TASK DESCRIPTION
Could you repeat all of the entries exactly, leaving out any pictures?

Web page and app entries
# # #

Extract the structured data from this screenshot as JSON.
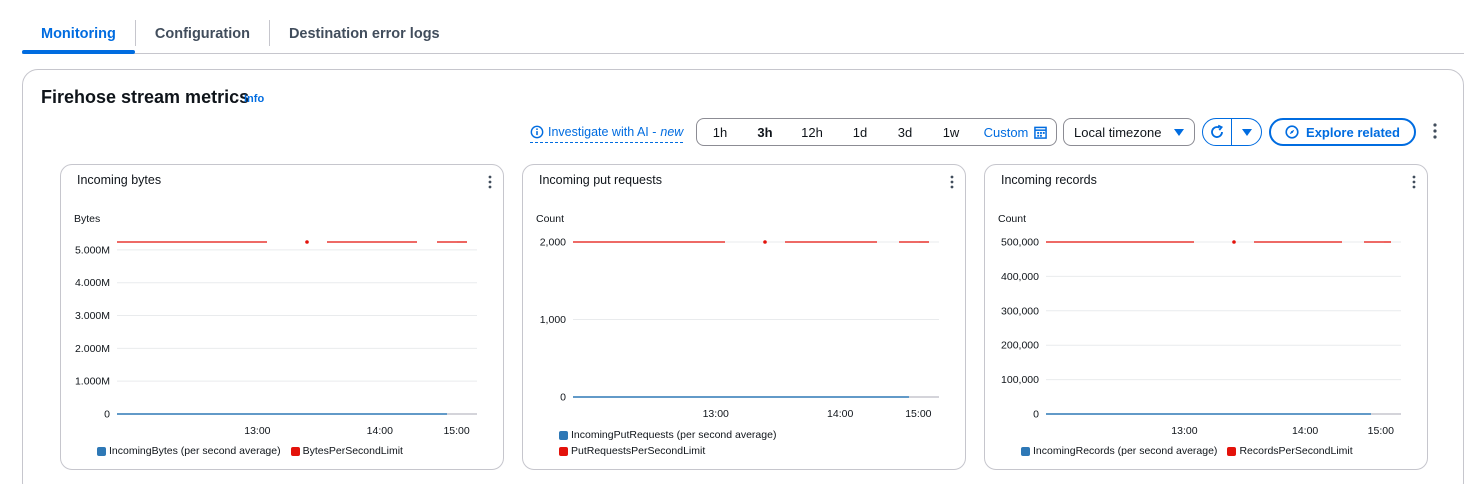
{
  "tabs": [
    {
      "label": "Monitoring",
      "active": true
    },
    {
      "label": "Configuration",
      "active": false
    },
    {
      "label": "Destination error logs",
      "active": false
    }
  ],
  "panel": {
    "title": "Firehose stream metrics",
    "info": "Info"
  },
  "toolbar": {
    "investigate_label": "Investigate with AI -",
    "investigate_new": "new",
    "ranges": [
      "1h",
      "3h",
      "12h",
      "1d",
      "3d",
      "1w"
    ],
    "selected_range": "3h",
    "custom_label": "Custom",
    "timezone": "Local timezone",
    "explore_label": "Explore related",
    "icons": {
      "investigate": "info-circle-icon",
      "calendar": "calendar-icon",
      "refresh": "refresh-icon",
      "explore": "compass-icon"
    }
  },
  "colors": {
    "accent": "#006ce0",
    "series_blue": "#2e78b6",
    "series_red": "#e3120b",
    "grid": "#e9ebed"
  },
  "chart_data": [
    {
      "type": "line",
      "title": "Incoming bytes",
      "ylabel": "Bytes",
      "x_ticks": [
        "13:00",
        "14:00",
        "15:00"
      ],
      "y_ticks": [
        "0",
        "1.000M",
        "2.000M",
        "3.000M",
        "4.000M",
        "5.000M"
      ],
      "ylim": [
        0,
        5240000
      ],
      "series": [
        {
          "name": "IncomingBytes (per second average)",
          "color": "#2e78b6",
          "values": [
            0,
            0
          ]
        },
        {
          "name": "BytesPerSecondLimit",
          "color": "#e3120b",
          "values": [
            5240000,
            5240000
          ]
        }
      ]
    },
    {
      "type": "line",
      "title": "Incoming put requests",
      "ylabel": "Count",
      "x_ticks": [
        "13:00",
        "14:00",
        "15:00"
      ],
      "y_ticks": [
        "0",
        "1,000",
        "2,000"
      ],
      "ylim": [
        0,
        2000
      ],
      "series": [
        {
          "name": "IncomingPutRequests (per second average)",
          "color": "#2e78b6",
          "values": [
            0,
            0
          ]
        },
        {
          "name": "PutRequestsPerSecondLimit",
          "color": "#e3120b",
          "values": [
            2000,
            2000
          ]
        }
      ]
    },
    {
      "type": "line",
      "title": "Incoming records",
      "ylabel": "Count",
      "x_ticks": [
        "13:00",
        "14:00",
        "15:00"
      ],
      "y_ticks": [
        "0",
        "100,000",
        "200,000",
        "300,000",
        "400,000",
        "500,000"
      ],
      "ylim": [
        0,
        500000
      ],
      "series": [
        {
          "name": "IncomingRecords (per second average)",
          "color": "#2e78b6",
          "values": [
            0,
            0
          ]
        },
        {
          "name": "RecordsPerSecondLimit",
          "color": "#e3120b",
          "values": [
            500000,
            500000
          ]
        }
      ]
    }
  ]
}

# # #

EXERCISE OUTPUT
Extract the structured data from this screenshot as JSON.
{
  "tabs": [
    {
      "label": "Monitoring",
      "active": true
    },
    {
      "label": "Configuration",
      "active": false
    },
    {
      "label": "Destination error logs",
      "active": false
    }
  ],
  "panel": {
    "title": "Firehose stream metrics",
    "info": "Info"
  },
  "toolbar": {
    "investigate_label": "Investigate with AI -",
    "investigate_new": "new",
    "ranges": [
      "1h",
      "3h",
      "12h",
      "1d",
      "3d",
      "1w"
    ],
    "selected_range": "3h",
    "custom_label": "Custom",
    "timezone": "Local timezone",
    "explore_label": "Explore related",
    "icons": {
      "investigate": "info-circle-icon",
      "calendar": "calendar-icon",
      "refresh": "refresh-icon",
      "explore": "compass-icon"
    }
  },
  "colors": {
    "accent": "#006ce0",
    "series_blue": "#2e78b6",
    "series_red": "#e3120b",
    "grid": "#e9ebed"
  },
  "chart_data": [
    {
      "type": "line",
      "title": "Incoming bytes",
      "ylabel": "Bytes",
      "x_ticks": [
        "13:00",
        "14:00",
        "15:00"
      ],
      "y_ticks": [
        "0",
        "1.000M",
        "2.000M",
        "3.000M",
        "4.000M",
        "5.000M"
      ],
      "ylim": [
        0,
        5240000
      ],
      "series": [
        {
          "name": "IncomingBytes (per second average)",
          "color": "#2e78b6",
          "values": [
            0,
            0
          ]
        },
        {
          "name": "BytesPerSecondLimit",
          "color": "#e3120b",
          "values": [
            5240000,
            5240000
          ]
        }
      ]
    },
    {
      "type": "line",
      "title": "Incoming put requests",
      "ylabel": "Count",
      "x_ticks": [
        "13:00",
        "14:00",
        "15:00"
      ],
      "y_ticks": [
        "0",
        "1,000",
        "2,000"
      ],
      "ylim": [
        0,
        2000
      ],
      "series": [
        {
          "name": "IncomingPutRequests (per second average)",
          "color": "#2e78b6",
          "values": [
            0,
            0
          ]
        },
        {
          "name": "PutRequestsPerSecondLimit",
          "color": "#e3120b",
          "values": [
            2000,
            2000
          ]
        }
      ]
    },
    {
      "type": "line",
      "title": "Incoming records",
      "ylabel": "Count",
      "x_ticks": [
        "13:00",
        "14:00",
        "15:00"
      ],
      "y_ticks": [
        "0",
        "100,000",
        "200,000",
        "300,000",
        "400,000",
        "500,000"
      ],
      "ylim": [
        0,
        500000
      ],
      "series": [
        {
          "name": "IncomingRecords (per second average)",
          "color": "#2e78b6",
          "values": [
            0,
            0
          ]
        },
        {
          "name": "RecordsPerSecondLimit",
          "color": "#e3120b",
          "values": [
            500000,
            500000
          ]
        }
      ]
    }
  ]
}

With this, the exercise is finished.